When Iqbal insists on the reality of time, his audience should remember to ask, which time? The time whose reality he emphatically affirms is not the ordinary clock time at all, for serial time is nothing more than a useful fiction; it may be necessary for the survival of humanity on earth, but ultimately it is an illusion. Transcending the limitations of serial time, however, is pure duration—or, rather, timelessness. If the spurious ego or the “efficient self” exists in serial time, the true ego or the “appreciative self” abides in pure duration. Khudi, in other words, is timeless. It does not have to strive to overcome time; it is already free of its fetters. We are imprisoned because we are unaware of our freedom. Iqbal teaches that freedom comes neither from struggle nor from planning; it the result of a conscious and unwavering faith. What is needed, then, is the realization of the truth—not as an intellectual construct or second-hand information, but as a personal discovery within our own being.
It so happens that some people spend their entire lives without ever experiencing anything other than clock time. Others may have fleeting encounters with timelessness, but they remain oblivious to the significance of such experiences. This is a shame, because we do not recognize our greatest treasure, khudi, so long as we do not experience and appreciate our existence in real time. As Iqbal, and many others both before and after him, have testified, it is possible to get a glimpse of pure duration even in this life; though according to the measurements of serial time, such experiences of timelessness typically last no more than a few seconds or minutes. Of course, it is not the length of the witnessing experience that is most valuable, but its quality. In any case, even a single profound experience of pure duration can transform one’s entire life.
According to Iqbal, one has to plunge deep within one’s own heart in order to find the secret of life. Like so many other great teachers and sages throughout history, Iqbal is telling us that we already have what we are looking for—it’s only a matter of turning our attention in the right direction.
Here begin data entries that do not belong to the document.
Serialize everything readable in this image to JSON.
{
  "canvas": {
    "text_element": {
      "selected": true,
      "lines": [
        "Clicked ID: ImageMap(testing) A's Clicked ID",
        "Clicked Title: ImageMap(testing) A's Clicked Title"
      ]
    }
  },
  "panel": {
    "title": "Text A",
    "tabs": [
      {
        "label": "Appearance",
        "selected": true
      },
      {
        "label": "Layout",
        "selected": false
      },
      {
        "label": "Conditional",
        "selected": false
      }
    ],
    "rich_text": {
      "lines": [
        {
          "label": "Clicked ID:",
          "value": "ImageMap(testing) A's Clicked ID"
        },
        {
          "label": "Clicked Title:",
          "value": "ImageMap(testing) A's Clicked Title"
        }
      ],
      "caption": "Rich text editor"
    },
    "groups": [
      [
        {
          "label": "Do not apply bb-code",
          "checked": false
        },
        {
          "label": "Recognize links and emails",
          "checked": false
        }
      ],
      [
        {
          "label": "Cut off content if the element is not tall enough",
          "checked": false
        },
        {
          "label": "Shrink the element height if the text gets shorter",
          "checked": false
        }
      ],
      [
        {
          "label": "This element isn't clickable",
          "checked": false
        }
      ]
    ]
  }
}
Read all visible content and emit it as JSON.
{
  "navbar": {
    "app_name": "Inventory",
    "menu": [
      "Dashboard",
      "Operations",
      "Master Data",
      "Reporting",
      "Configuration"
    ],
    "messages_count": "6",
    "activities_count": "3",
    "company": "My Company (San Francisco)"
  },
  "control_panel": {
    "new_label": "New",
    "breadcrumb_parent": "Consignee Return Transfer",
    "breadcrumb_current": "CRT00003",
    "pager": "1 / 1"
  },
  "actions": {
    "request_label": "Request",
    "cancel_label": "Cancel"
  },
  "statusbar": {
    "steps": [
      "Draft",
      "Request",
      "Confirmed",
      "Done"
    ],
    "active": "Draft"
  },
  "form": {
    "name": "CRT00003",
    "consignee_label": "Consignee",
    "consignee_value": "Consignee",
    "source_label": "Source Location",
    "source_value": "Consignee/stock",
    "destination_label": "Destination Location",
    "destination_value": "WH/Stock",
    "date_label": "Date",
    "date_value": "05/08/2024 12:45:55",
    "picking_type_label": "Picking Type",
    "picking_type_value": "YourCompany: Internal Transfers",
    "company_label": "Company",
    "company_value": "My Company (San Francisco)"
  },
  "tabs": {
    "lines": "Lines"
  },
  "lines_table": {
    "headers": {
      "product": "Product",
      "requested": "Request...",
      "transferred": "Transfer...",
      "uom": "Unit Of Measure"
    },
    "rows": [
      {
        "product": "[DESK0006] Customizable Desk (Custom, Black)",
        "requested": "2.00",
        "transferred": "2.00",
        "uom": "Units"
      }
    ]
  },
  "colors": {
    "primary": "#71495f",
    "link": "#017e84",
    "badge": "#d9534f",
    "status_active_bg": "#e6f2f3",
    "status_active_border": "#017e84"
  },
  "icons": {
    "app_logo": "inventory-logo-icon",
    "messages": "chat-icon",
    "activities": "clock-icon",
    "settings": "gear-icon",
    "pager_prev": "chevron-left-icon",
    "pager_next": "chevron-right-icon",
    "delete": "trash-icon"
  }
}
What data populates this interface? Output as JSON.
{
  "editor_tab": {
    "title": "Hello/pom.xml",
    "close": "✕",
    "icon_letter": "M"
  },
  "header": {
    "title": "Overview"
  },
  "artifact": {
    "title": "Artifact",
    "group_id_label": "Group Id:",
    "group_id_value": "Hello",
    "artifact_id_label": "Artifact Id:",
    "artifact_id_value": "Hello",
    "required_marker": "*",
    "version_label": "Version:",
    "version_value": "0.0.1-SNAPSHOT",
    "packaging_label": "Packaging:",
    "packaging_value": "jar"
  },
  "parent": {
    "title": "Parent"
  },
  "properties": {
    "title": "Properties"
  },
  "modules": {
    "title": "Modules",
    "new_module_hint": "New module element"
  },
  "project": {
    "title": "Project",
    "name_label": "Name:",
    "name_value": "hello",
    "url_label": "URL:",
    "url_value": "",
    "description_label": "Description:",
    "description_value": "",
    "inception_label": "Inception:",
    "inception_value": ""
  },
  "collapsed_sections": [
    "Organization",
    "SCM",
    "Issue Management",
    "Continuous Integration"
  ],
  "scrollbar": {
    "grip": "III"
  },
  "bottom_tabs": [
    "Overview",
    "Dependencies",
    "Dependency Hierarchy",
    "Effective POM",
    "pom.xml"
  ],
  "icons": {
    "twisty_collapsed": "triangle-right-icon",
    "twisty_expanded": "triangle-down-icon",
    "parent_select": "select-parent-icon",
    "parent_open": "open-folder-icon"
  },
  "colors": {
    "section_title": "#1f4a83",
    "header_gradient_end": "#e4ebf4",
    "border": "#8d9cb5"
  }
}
Just as Jesus told his disciples, “the Kingdom of God is within you” (Luke 17:20), Iqbal teaches us that our deepest aspirations, freedom and immortality, are available within ourselves through the timeless “Now.”